Diabetes and your feet – Part 3

Steps to care for your feet and keep them healthy

Having looked at the potential risks to the feet of a person with diabetes, this final installment will look at appropriate steps to take to keep the feet healthy and safe from potential injury and/or complications.

The Diabetes Association of Queensland has presented a 5 step protocol towards attaining healthy feet. The steps follow the below:

  • Caring for your feet

Wash and dry you feet daily ensuring that you dry well inbetween the toes. The best way to do this would be to use a towel.

Prevent the skin on your feet from getting dry by rubbing moisturiser daily. Moisturisers like sorbolene, vitamin E and aloe vera creams are a good way of maintaining moisture. It is important to remember however not to put moisturiser inbetween the toes as this region should be as dry as possible. Wearing socks also helps keen the skin from becoming dry.

If you are able to reach them and do it safely, it is vital to cut and file your toenails carefully each week. Using clippers, cut only small pieces at a time and use a file to round off sharp edges. If you cannot see or reach your feet, your nails can be cut by a podiatrist

  • Check your feet daily

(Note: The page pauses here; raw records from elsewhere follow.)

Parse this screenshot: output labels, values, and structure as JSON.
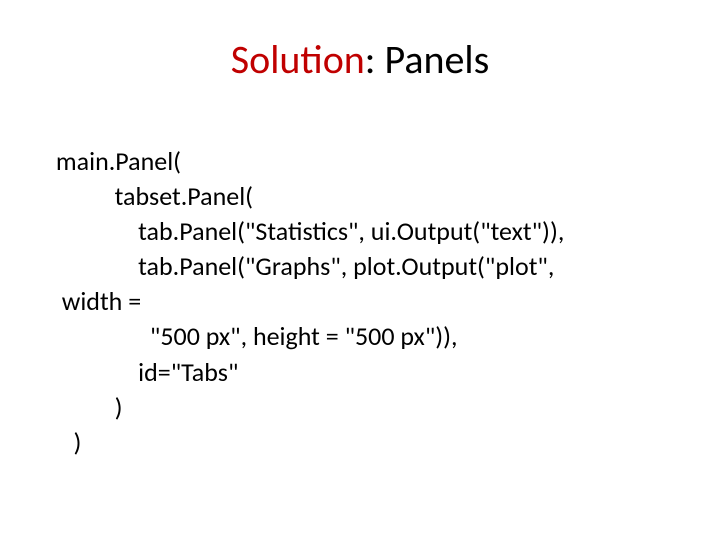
{
  "title": {
    "red": "Solution",
    "black": ": Panels"
  },
  "code": {
    "l1": " main.Panel(",
    "l2": "           tabset.Panel(",
    "l3": "               tab.Panel(\"Statistics\", ui.Output(\"text\")),",
    "l4": "               tab.Panel(\"Graphs\", plot.Output(\"plot\",",
    "l5": "  width =",
    "l6": "                 \"500 px\", height = \"500 px\")),",
    "l7": "               id=\"Tabs\"",
    "l8": "           )",
    "l9": "    )"
  }
}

Always make an effort to check your feet daily as a way of always ensuring that any potential problems can be addressed before they become serious. Look at the top and bottom of the feet as well as the back of the heels. If you cannot see the bottom of your feet then use a mirror or get someone to help you check the bottom of your feet.

  • Protect your feet from injury

Always make sure that you are wearing footwear that is appropriate for your feet. Try to minimize the amount of time spent walking around barefoot. Around your house it is a good idea to wear shoes, sandals or slippers. Avoid wearing tight fitting or poorly fitted shoes and heels as they may cause corns or callouses to develop. You should also always check your shoes before wearing them by looking and feeling inside them as well as turning them upside down to ensure no pebbles or debris is located inside it. When in the market for new shoes, always ensure to buy your shoes in the afternoon when your feet are a little larger. It is also important to have your feet professionally measured and if you need advice on the type of footwear appropriate for your feet, see a podiatrist.

  • Reduce or stop your smoking

Smoking reduced the blood flow to the feet and may put your feet at a greater risk of damage. A good blood flow to the feet is vital for the feet to stay healthy. Smoking may also result in any wounds healing a lot more slowly than normal.

  • Have your feet checked by a podiatrist

Your GP can refer you to a podiatrist for regular treatments or for an annual foot health check assessment. Your podiatrist will be able to assess, diagnose, prevent and manage any problems associated with your feet. Your podiatrist’s assessment will look at your blood supply and circulation, skin problems, foot function and shape, nail problems and footwear and will work with you and your doctor to create a management plan appropriate for your feet.

If you have diabetes, you are also eligible for a Medicare rebate, through the Enhanced Primary Care Program. To be eligible, you require a referral from your GP which you need to take to your podiatrist. For more details on this program, visit this link http://www.health.gov.au/internet/main/publishing.nsf/content/health-medicare-health_pro-gp-pdf-allied-cnt.htm

If you or anyone you know has any concerns with their feet or lower limbs, please contact us as we will may be able to help out.


Anel Kapur (Podiatrist)